The concept of freedom of expression brings with it a number of complexities. Even the definition of freedom of expression varies across nations, cultures, and civil societies. For the purposes of this post, I am going to broadly define freedom of expression as the political and legal right granted to an individual to express whatever he or she chooses in a public setting with the express understanding they will still have to contend with the influence of the social contract; the social contract has great influence on the content of the expression and its appropriateness in a specific context.
However before we can look at the intricacies of freedom of expression, legal and political rights, and the social contract found within communication, we must first begin with the notion of ‘freedom to express’ and this is where global public policy plays a critical role.
The Internet Governance Project’s concept paper The Global Alliance on ICT: Bringing Policy Making to the Public and the Public to Policy Making shares the importance of multi-stakeholder participation and decision-making including civil society, NGOs, and the public and private sectors. This approach requires increased access to information and communication technology (ICT) by developing nations in a manner that does not foster a mode resembling electronic colonization. Next it requires cohesion between actors. The Internet Governance Project recommends utilizing a collaborative approach focused on three areas: 1) people-to-people, 2) people-to-resource, and 3) people-to-facilities. Governments cannot be the only regulators of Internet and ICT usage, civil society must participate in the public policy discussions and forums to nurture a united international community.
It has been proposed that access to ICTs have ushered in the ‘second Age of Enlightenment’ or awakened an ‘Information Age’, which is easy to appreciate when one considers the positive advantage gained from easier access to objective data. However, the Internet is filled with subjective information. Social networking sites and online spaces soliciting comments cultivate a perceived familiarity within an individual’s personal sphere, which I propose has led to ambiguity regarding the differences in propriety as it relates to the public and private self. With the lines blurred, I question what relationship does this ambiguity, with regards to the differences between public and private self, have to do with freedom of expression?
Quite a lot, actually. Experiencing firsthand the effects that blurring the public and private have on online identity, in which the private has become an acceptable form in the public, several governments, various employers in the public and private sectors, and civil societies have taken actions in a manner that some view as an infringement upon the very ideals surrounding the freedom of expression. Examples include:
- Legislation in European countries to curb hate speech within their national borders.
- A number of legal risks that have lead to arrests.
- Employers have terminated employment due to Facebook posts and pictures or the content of tweets.
- Websites disabling the ability to comment on articles.
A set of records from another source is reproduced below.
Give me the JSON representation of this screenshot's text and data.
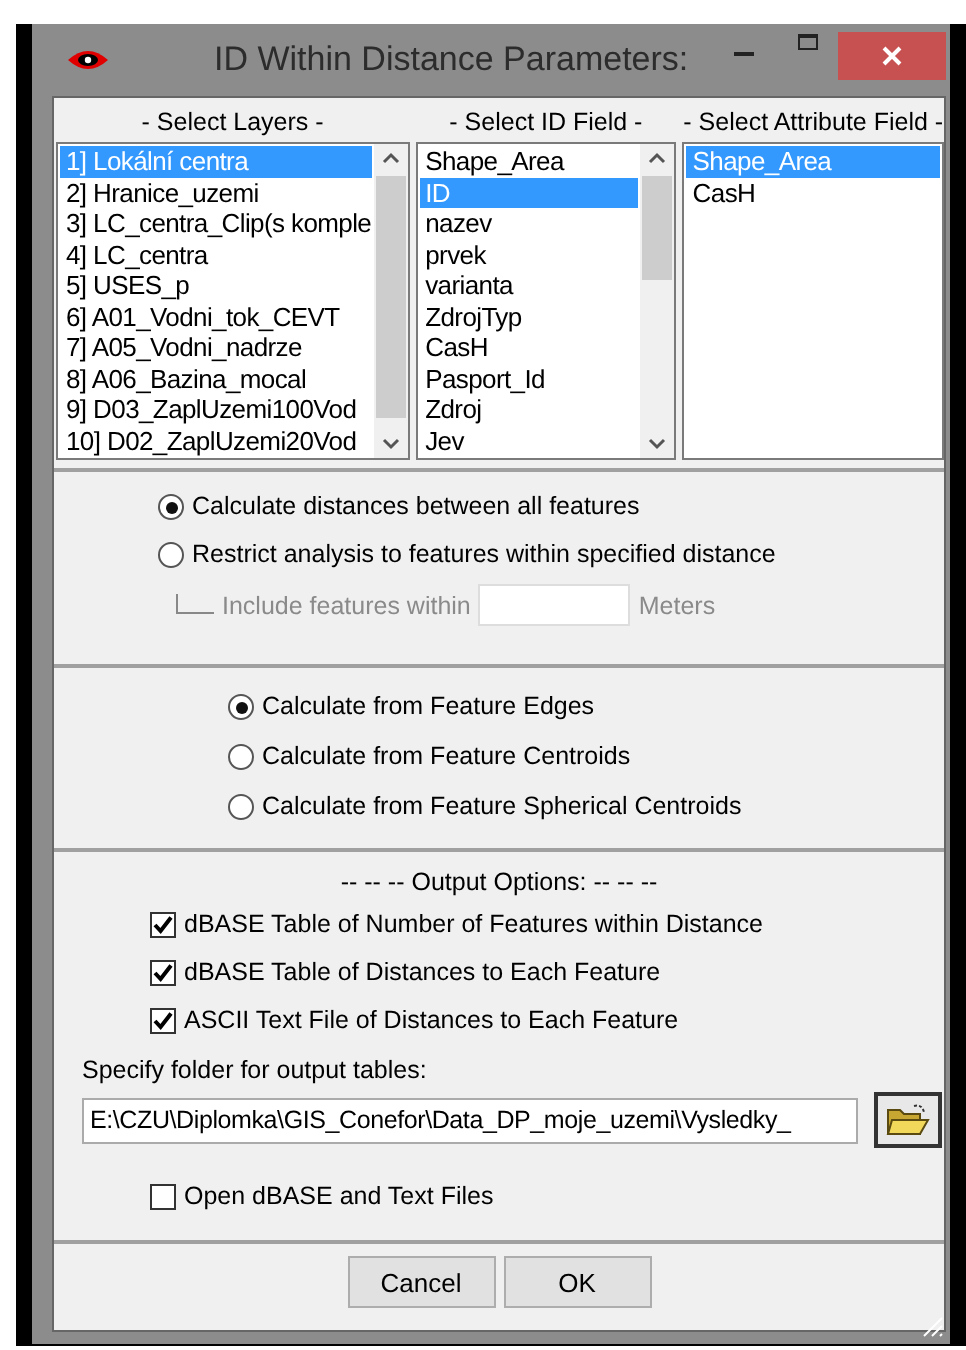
{
  "window": {
    "title": "ID Within Distance Parameters:"
  },
  "lists": [
    {
      "header": "- Select Layers -",
      "scrollbar": true,
      "items": [
        {
          "label": "1] Lokální centra",
          "selected": true
        },
        {
          "label": "2] Hranice_uzemi",
          "selected": false
        },
        {
          "label": "3] LC_centra_Clip(s komple",
          "selected": false
        },
        {
          "label": "4] LC_centra",
          "selected": false
        },
        {
          "label": "5] USES_p",
          "selected": false
        },
        {
          "label": "6] A01_Vodni_tok_CEVT",
          "selected": false
        },
        {
          "label": "7] A05_Vodni_nadrze",
          "selected": false
        },
        {
          "label": "8] A06_Bazina_mocal",
          "selected": false
        },
        {
          "label": "9] D03_ZaplUzemi100Vod",
          "selected": false
        },
        {
          "label": "10] D02_ZaplUzemi20Vod",
          "selected": false
        }
      ]
    },
    {
      "header": "- Select ID Field -",
      "scrollbar": true,
      "items": [
        {
          "label": "Shape_Area",
          "selected": false
        },
        {
          "label": "ID",
          "selected": true
        },
        {
          "label": "nazev",
          "selected": false
        },
        {
          "label": "prvek",
          "selected": false
        },
        {
          "label": "varianta",
          "selected": false
        },
        {
          "label": "ZdrojTyp",
          "selected": false
        },
        {
          "label": "CasH",
          "selected": false
        },
        {
          "label": "Pasport_Id",
          "selected": false
        },
        {
          "label": "Zdroj",
          "selected": false
        },
        {
          "label": "Jev",
          "selected": false
        }
      ]
    },
    {
      "header": "- Select Attribute Field -",
      "scrollbar": false,
      "items": [
        {
          "label": "Shape_Area",
          "selected": true
        },
        {
          "label": "CasH",
          "selected": false
        }
      ]
    }
  ],
  "distance_options": [
    {
      "label": "Calculate distances between all features",
      "selected": true
    },
    {
      "label": "Restrict analysis to features within specified distance",
      "selected": false
    }
  ],
  "distance_limit": {
    "label": "Include features within",
    "unit": "Meters",
    "disabled": true
  },
  "calculation_options": [
    {
      "label": "Calculate from Feature Edges",
      "selected": true
    },
    {
      "label": "Calculate from Feature Centroids",
      "selected": false
    },
    {
      "label": "Calculate from Feature Spherical Centroids",
      "selected": false
    }
  ],
  "output": {
    "title": "-- -- -- Output Options: -- -- --",
    "checks": [
      {
        "label": "dBASE Table of Number of Features within Distance",
        "checked": true
      },
      {
        "label": "dBASE Table of Distances to Each Feature",
        "checked": true
      },
      {
        "label": "ASCII Text File of Distances to Each Feature",
        "checked": true
      }
    ],
    "folder_label": "Specify folder for output tables:",
    "folder_path": "E:\\CZU\\Diplomka\\GIS_Conefor\\Data_DP_moje_uzemi\\Vysledky_",
    "open_files": {
      "label": "Open dBASE and Text Files",
      "checked": false
    }
  },
  "buttons": [
    "Cancel",
    "OK"
  ]
}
Debate ensues.
- Social media sites being utilized as a public forum, like the ‘Hunger Games Tweets’ tumblr site, to hold Internet users accountable to a civil society deemed appropriateness of expression.
Freedom of expression is a tenet of a democratic society. However, it is important to remember the role that civil societies play. Civil societies, and their implied social contracts, have great influence on whether the ‘expression’ is viewed as societally appropriate. And is appears they will continue to for a long time to come. As these concepts continue to evolve in the digital age, I look forward to assessing the effects increased access to ICTs, by a more diverse global population, will have on the interpretation and internalization of freedom of expression by civil society and its subsequent impact to public policy.